Radiant heat damage needs closer checking because there is no obvious external blackening on the bark. Only the part of the trunk facing the direction the fire came from may be damaged and the sheltered side may still be alive. The vine may well survive and produce new top growth but there will always be a strip of dead wood in the trunk, which may become susceptible to wood rots and termites. If only a small section of the trunk is alive it may be a better strategy to replace the vine.

Not all vines that regrow after a fire will survive in the long term. Some collapse a month or two after regrowing, others collapse in the following season. It can be difficult to exactly determine the extent of damage on every vine soon after a fire.

 

Responding to fire damage

Vines with leaves that are partially or totally scorched should have the crop removed to eliminate competition for water, carbohydrates and nutrients. Grapes may well have picked up a smoke taint and rendered unsuitable for winemaking anyway.

Plastic irrigation lines and above ground controllers can also be destroyed by fire. It is vital the irrigation infrastructure is replaced quickly (if rain doesn’t fall) particularly if the soil is quite dry. Water should be applied to match the vine growth and not overdone such that it saturates the soil and reduces root function.

The timing of the fire damage also influences the response to fire damage. Fire damage before fruit set may allow enough time for regrowth to harden off before the frost period in autumn such that the regrowth can be used for pruning for the following season. However the fruitfulness of that regrowth is likely to be low. Fire damage after veraison does not provide sufficient time for regrowth to harden off and provide adequate pruning material for the following season. In the latter case the growth before the fire will be adequately hardened and fruitful to be used for the next season. Any inflorescences on regrowth should be removed to maximise carbohydrate production going into vegetative growth. There is insufficient time for reproductive growth to produce a viable crop and it is important to maximise carbohydrate storage for vine growth in the following season.

In most cases, and certainly when fire damage occurs after veraison, the vines should be left to regrow during which time viability assessments can be made to determine the best strategy for dealing with the vineyard. With a high degree of vine death or damage it may be preferable to remove a complete block and replant. With lesser degrees of damage it may be worthwhile replanting those vines that die but it is often difficult to manage blocks with mixed ages of vines.

Growers have considered pruning vines back after sustaining fire damage. This may be worthwhile where fire damage occurs early in the season say before fruit set. Pruning after fire damage from around veraison onwards cannot be justified because the regrowth has a limited period in which to grow and mature before the frost period.

Experience has shown that vines can take 2 to 3 years to get back into full production and some vines can still collapse after showing initial signs of recovery.
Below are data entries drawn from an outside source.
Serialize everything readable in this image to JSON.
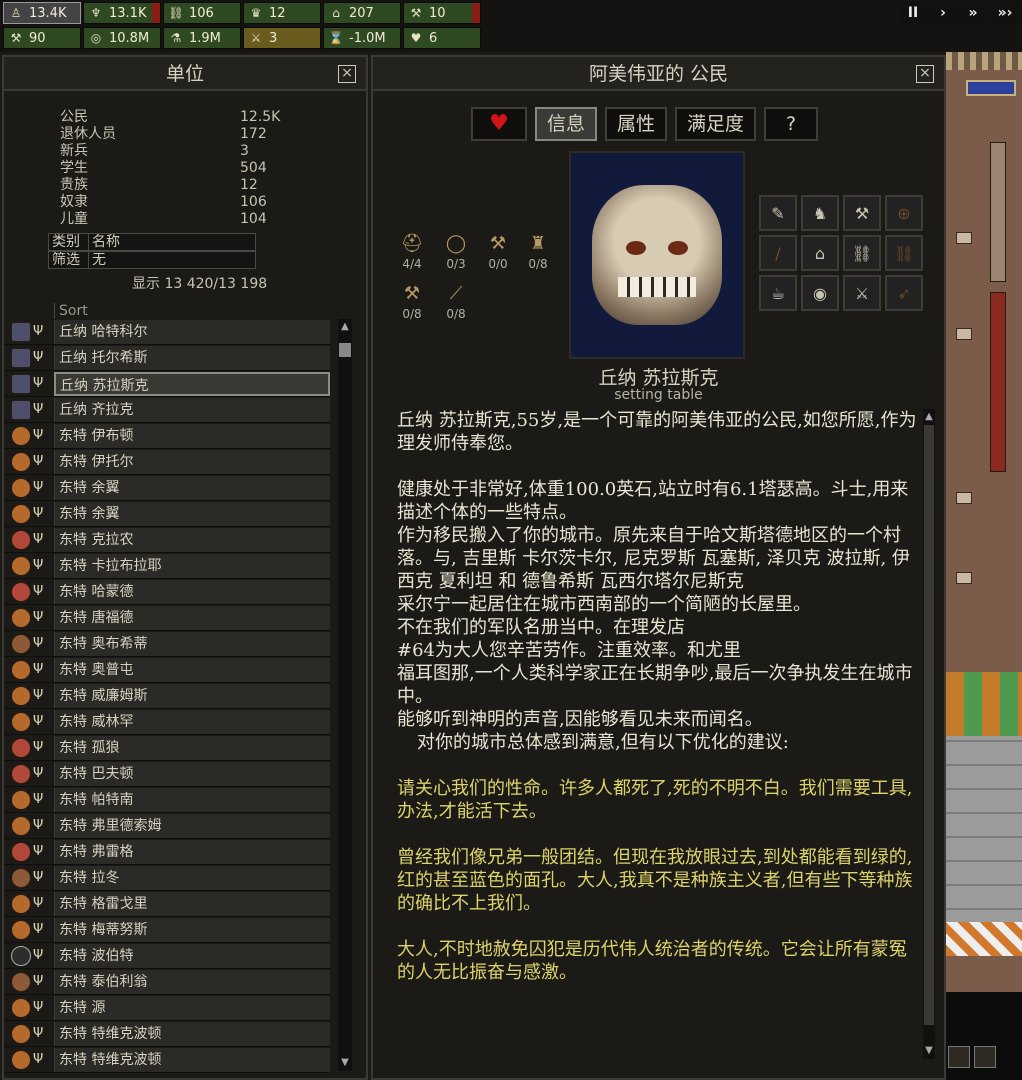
{
  "topbar": {
    "stats": [
      {
        "icon": "citizen-icon",
        "glyph": "♙",
        "value": "13.4K",
        "selected": true
      },
      {
        "icon": "food-icon",
        "glyph": "♆",
        "value": "13.1K",
        "red": true
      },
      {
        "icon": "chain-icon",
        "glyph": "⛓",
        "value": "106"
      },
      {
        "icon": "crown-icon",
        "glyph": "♛",
        "value": "12"
      },
      {
        "icon": "house-icon",
        "glyph": "⌂",
        "value": "207"
      },
      {
        "icon": "tool-icon",
        "glyph": "⚒",
        "value": "10",
        "red": true
      },
      {
        "icon": "hammer-icon",
        "glyph": "⚒",
        "value": "90"
      },
      {
        "icon": "coins-icon",
        "glyph": "◎",
        "value": "10.8M"
      },
      {
        "icon": "flask-icon",
        "glyph": "⚗",
        "value": "1.9M"
      },
      {
        "icon": "sword-icon",
        "glyph": "⚔",
        "value": "3",
        "gold": true
      },
      {
        "icon": "hourglass-icon",
        "glyph": "⌛",
        "value": "-1.0M"
      },
      {
        "icon": "heart-icon",
        "glyph": "♥",
        "value": "6"
      }
    ],
    "speed": [
      "II",
      "›",
      "»",
      "»›"
    ]
  },
  "units_panel": {
    "title": "单位",
    "close": "×",
    "counts": [
      {
        "label": "公民",
        "value": "12.5K"
      },
      {
        "label": "退休人员",
        "value": "172"
      },
      {
        "label": "新兵",
        "value": "3"
      },
      {
        "label": "学生",
        "value": "504"
      },
      {
        "label": "贵族",
        "value": "12"
      },
      {
        "label": "奴隶",
        "value": "106"
      },
      {
        "label": "儿童",
        "value": "104"
      }
    ],
    "category": {
      "label": "类别",
      "value": "名称"
    },
    "filter": {
      "label": "筛选",
      "value": "无"
    },
    "showing": "显示 13 420/13 198",
    "sort_label": "Sort",
    "units": [
      {
        "name": "丘纳 哈特科尔",
        "face": "hat"
      },
      {
        "name": "丘纳 托尔希斯",
        "face": "hat"
      },
      {
        "name": "丘纳 苏拉斯克",
        "face": "hat",
        "selected": true
      },
      {
        "name": "丘纳 齐拉克",
        "face": "hat"
      },
      {
        "name": "东特 伊布顿",
        "face": "human"
      },
      {
        "name": "东特 伊托尔",
        "face": "human"
      },
      {
        "name": "东特 余翼",
        "face": "human"
      },
      {
        "name": "东特 余翼",
        "face": "human"
      },
      {
        "name": "东特 克拉农",
        "face": "red"
      },
      {
        "name": "东特 卡拉布拉耶",
        "face": "human"
      },
      {
        "name": "东特 哈蒙德",
        "face": "red"
      },
      {
        "name": "东特 唐福德",
        "face": "human"
      },
      {
        "name": "东特 奥布希蒂",
        "face": "brown"
      },
      {
        "name": "东特 奥普屯",
        "face": "human"
      },
      {
        "name": "东特 威廉姆斯",
        "face": "human"
      },
      {
        "name": "东特 威林罕",
        "face": "human"
      },
      {
        "name": "东特 孤狼",
        "face": "red"
      },
      {
        "name": "东特 巴夫顿",
        "face": "red"
      },
      {
        "name": "东特 帕特南",
        "face": "human"
      },
      {
        "name": "东特 弗里德索姆",
        "face": "human"
      },
      {
        "name": "东特 弗雷格",
        "face": "red"
      },
      {
        "name": "东特 拉冬",
        "face": "brown"
      },
      {
        "name": "东特 格雷戈里",
        "face": "human"
      },
      {
        "name": "东特 梅蒂努斯",
        "face": "human"
      },
      {
        "name": "东特 波伯特",
        "face": "dark"
      },
      {
        "name": "东特 泰伯利翁",
        "face": "brown"
      },
      {
        "name": "东特 源",
        "face": "human"
      },
      {
        "name": "东特 特维克波顿",
        "face": "human"
      },
      {
        "name": "东特 特维克波顿",
        "face": "human"
      }
    ]
  },
  "citizen_panel": {
    "title": "阿美伟亚的 公民",
    "close": "×",
    "tabs": [
      {
        "label": "♥",
        "icon": "heart-icon"
      },
      {
        "label": "信息",
        "active": true
      },
      {
        "label": "属性"
      },
      {
        "label": "满足度"
      },
      {
        "label": "?"
      }
    ],
    "equipment": [
      {
        "icon": "helmet-icon",
        "glyph": "⛑",
        "count": "4/4"
      },
      {
        "icon": "ring-icon",
        "glyph": "◯",
        "count": "0/3"
      },
      {
        "icon": "tools-icon",
        "glyph": "⚒",
        "count": "0/0"
      },
      {
        "icon": "armor-icon",
        "glyph": "♜",
        "count": "0/8"
      },
      {
        "icon": "axe-icon",
        "glyph": "⚒",
        "count": "0/8"
      },
      {
        "icon": "bow-icon",
        "glyph": "⟋",
        "count": "0/8"
      }
    ],
    "skills": [
      {
        "icon": "brush-icon",
        "glyph": "✎"
      },
      {
        "icon": "shield-icon",
        "glyph": "♞"
      },
      {
        "icon": "hammer-icon",
        "glyph": "⚒"
      },
      {
        "icon": "target-icon",
        "glyph": "⊕",
        "dim": true
      },
      {
        "icon": "sword-icon",
        "glyph": "/",
        "dim": true
      },
      {
        "icon": "roof-icon",
        "glyph": "⌂"
      },
      {
        "icon": "chain-icon",
        "glyph": "⛓"
      },
      {
        "icon": "rope-icon",
        "glyph": "⛓",
        "dim": true
      },
      {
        "icon": "mug-icon",
        "glyph": "☕"
      },
      {
        "icon": "coin-stack-icon",
        "glyph": "◉"
      },
      {
        "icon": "no-hammer-icon",
        "glyph": "⚔"
      },
      {
        "icon": "crossbow-icon",
        "glyph": "➶",
        "dim": true
      }
    ],
    "name": "丘纳 苏拉斯克",
    "job": "setting table",
    "bio": [
      {
        "text": "丘纳 苏拉斯克,55岁,是一个可靠的阿美伟亚的公民,如您所愿,作为理发师侍奉您。",
        "style": "normal"
      },
      {
        "text": "健康处于非常好,体重100.0英石,站立时有6.1塔瑟高。斗士,用来描述个体的一些特点。",
        "style": "plain"
      },
      {
        "text": "作为移民搬入了你的城市。原先来自于哈文斯塔德地区的一个村落。与, 吉里斯 卡尔茨卡尔, 尼克罗斯 瓦塞斯, 泽贝克 波拉斯, 伊西克 夏利坦 和 德鲁希斯 瓦西尔塔尔尼斯克",
        "style": "plain"
      },
      {
        "text": "采尔宁一起居住在城市西南部的一个简陋的长屋里。",
        "style": "plain"
      },
      {
        "text": "不在我们的军队名册当中。在理发店",
        "style": "plain"
      },
      {
        "text": "#64为大人您辛苦劳作。注重效率。和尤里",
        "style": "plain"
      },
      {
        "text": "福耳图那,一个人类科学家正在长期争吵,最后一次争执发生在城市中。",
        "style": "plain"
      },
      {
        "text": "能够听到神明的声音,因能够看见未来而闻名。",
        "style": "plain"
      },
      {
        "text": "对你的城市总体感到满意,但有以下优化的建议:",
        "style": "indent"
      },
      {
        "text": "请关心我们的性命。许多人都死了,死的不明不白。我们需要工具,办法,才能活下去。",
        "style": "quote"
      },
      {
        "text": "曾经我们像兄弟一般团结。但现在我放眼过去,到处都能看到绿的,红的甚至蓝色的面孔。大人,我真不是种族主义者,但有些下等种族的确比不上我们。",
        "style": "quote"
      },
      {
        "text": "大人,不时地赦免囚犯是历代伟人统治者的传统。它会让所有蒙冤的人无比振奋与感激。",
        "style": "quote"
      }
    ]
  }
}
The amount of work required to rejuvenate a mix of dead and sick vines needs to be weighed up against a total replant of a block. It may also present an opportunity to replace under-performing varieties or to change over to grafted vines on phylloxera, drought or salinity tolerant rootstocks.

 

Further reading

Scarlett N, Needs S and Downey MO (2011) Assessing vineyard viability after bushfire. Aust. NZ Grapegrower Winemaker 564:21-25.

Whiting J (2011) Grapevine recovery from fire damage. http://www.awitc.com.au/posters/downloads/pdfs/AWITC_Posters_148.pdf

Whiting J (2012) Recovery of grapevines from fire damage. Aust. NZ Grapegrower Winemaker 580:25-31.

Wilkinson K and Collins C (2010) Grapevine recovery following fire damage. Aust. NZ Grapegrower Winemaker 556:42-43.